Jumping back to the past is a gas, gas, gas
The belly of the beast was grumbling this week and, already running on fumes myself, I dared not risk sputtering to a stop somewhere in the Medford wilderness.
Rebel that I am, I pulled into a gas station that has found itself at the center of a NIMBY boycott and told the courteous attendant (he even alerted me to 16 cents a gallon in savings) to fill’er up.
As I sat waiting, wondering just what I would do with the new-found $1.76 soon to be burning a hole in my pocket, my thoughts — as they are wont to do — drifted away … and I found myself thinking of the Oregon Legislature and my high school guidance counselor.
His name was Mr. Quick and, let the record show, he wasn’t.
Mr. Quick was a slow-talker of whom you were never quite sure whether he was deep in thought, or simply lost in the middle of a sentence. What he had to do with my pit stop, though, is one of the two things I remember most about him.
I’ll start with the other one.
It involves his wife, whose name (I kid you not) was Mrs. Quick. For some reason or other, a baker’s dozen or so students gathered at their home one Saturday for what today, I guess, would be called a New Age experience.
As Mrs. Quick stood at the front in a rather large rec room, she had us lay ourselves down on the floor — placing our heads (face up, mind you) on the stomach of another student in boy-girl-boy-girl-etc fashion.
Mrs. Quick lowered the lights and waited for us to stop laughing (try it sometime at a dinner party, it isn’t easy to keep from getting the giggles) before she put Neil Diamond’s soundtrack album to the film version of “Jonathan Livingston Seagull” on ye olde turnstile.
She once again waited for us to stop laughing, and then read passages from the book after we were instructed to slowly close our eyes and set free our thoughts.
As I find myself connected to both a lovely blue-eyed blonde and a charming exchange student from Thailand, my thoughts were fueled by wondering which would inflict the least amount of pain when turning me down for a date — as if listening to the melodramatic swells of seagull-inspired schmaltz wasn’t torture enough.
(I’d like to interject here that this particular experience qualified as the strangest that I had during high school … but that would be a fib.)
Back to the task at hand — which, if I remember correctly, involves filling the tank and Mrs. Quick’s husband, Mr. Quick.
I found myself in his office one winter’s day.
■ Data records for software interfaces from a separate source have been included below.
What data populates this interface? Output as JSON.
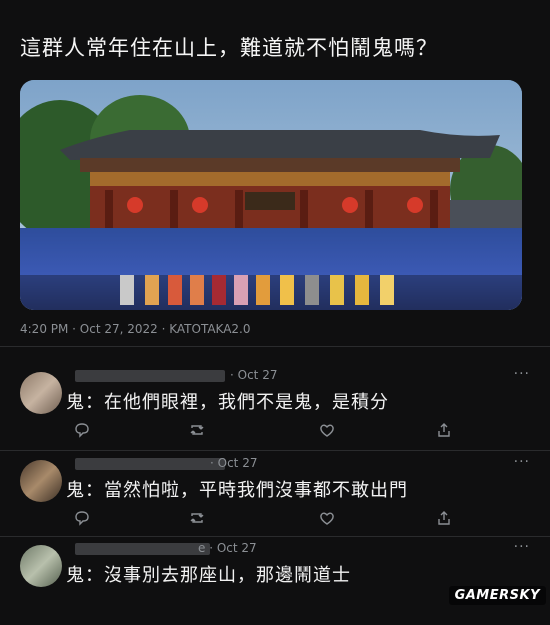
{
  "post": {
    "text": "這群人常年住在山上，難道就不怕鬧鬼嗎？",
    "meta": "4:20 PM · Oct 27, 2022 · KATOTAKA2.0"
  },
  "replies": [
    {
      "date": "· Oct 27",
      "text": "鬼：在他們眼裡，我們不是鬼，是積分",
      "more": "···"
    },
    {
      "date": "· Oct 27",
      "text": "鬼：當然怕啦，平時我們沒事都不敢出門",
      "more": "···"
    },
    {
      "date": "e · Oct 27",
      "text": "鬼：沒事別去那座山，那邊鬧道士",
      "more": "···"
    }
  ],
  "icons": {
    "reply": "reply-bubble-icon",
    "retweet": "retweet-icon",
    "like": "heart-icon",
    "share": "share-icon"
  },
  "watermark": "GAMERSKY"
}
My objective, beyond trying to garner his attention, was to discuss college options.
His objective, on the other hand, I still haven’t been able to ascertain … for when I mentioned the names of a few schools to which I was thinking of applying, Mr. Quick focused long enough to ask a penetrating question:
“Can you ... even,” he said before an extended pause, “pump your own gas?”
As high school guidance counselors go, Mr. Quick was sub-optimal.
Now — as I sat nyah-nyah-ing the NIMBYites and wondering how far that $1.76 would take me — my thoughts drifted to Mr. and Mrs. Quick, and Jonathan Livingston Seagull, the blue-eyed blonde and the exchange student and, eventually, to a proposal stalled in the State House that would allow us to grab those nozzles by the horns, breathe in fresh fumes of freedom, and delicately click off our refills at nice round numbers.
I mean, I get it. Oregon and New Jersey remain the only states where attendants (no matter how pleasant) have to pump our gas … and no one I know in Oregon wants to be associated with New Jersey in regards to anything.
Yes, there are stretches across the desolate plains of Greater Idaho, where the ability to pump your own gas would cut crucial minutes off the trek to John Day.
And, certainly, with the would-be workforce seemingly shriveled on the vine, it might soon affect the ranks of what one classified ad once heralded as “Gasoline Replenishing Technicians.”
Finally, who wouldn’t want to stop getting hosed by gas prices so that you could pull away from the station with more than $1.76 in your pocket?
All are legitimate reasons for wanting the Legislature to act in unison (HAHAHAHAHAHA … sorry, got the giggles there for a moment) and give its citizens at least the option of independence.
But, and I ask this in all sincerity … What about me?
I’m the one sitting there, thanking the attendant for his courtesy, saving paper by not asking for a receipt, and finally — after 47 years — having an answer to the obtuse query of my high school guidance counselor.
Yes, Mr. Quick, I can pump my own gas.
But I don’t have to.
Mail Tribune columnist Robert Galvin’s warning light is blinking at firstname.lastname@example.org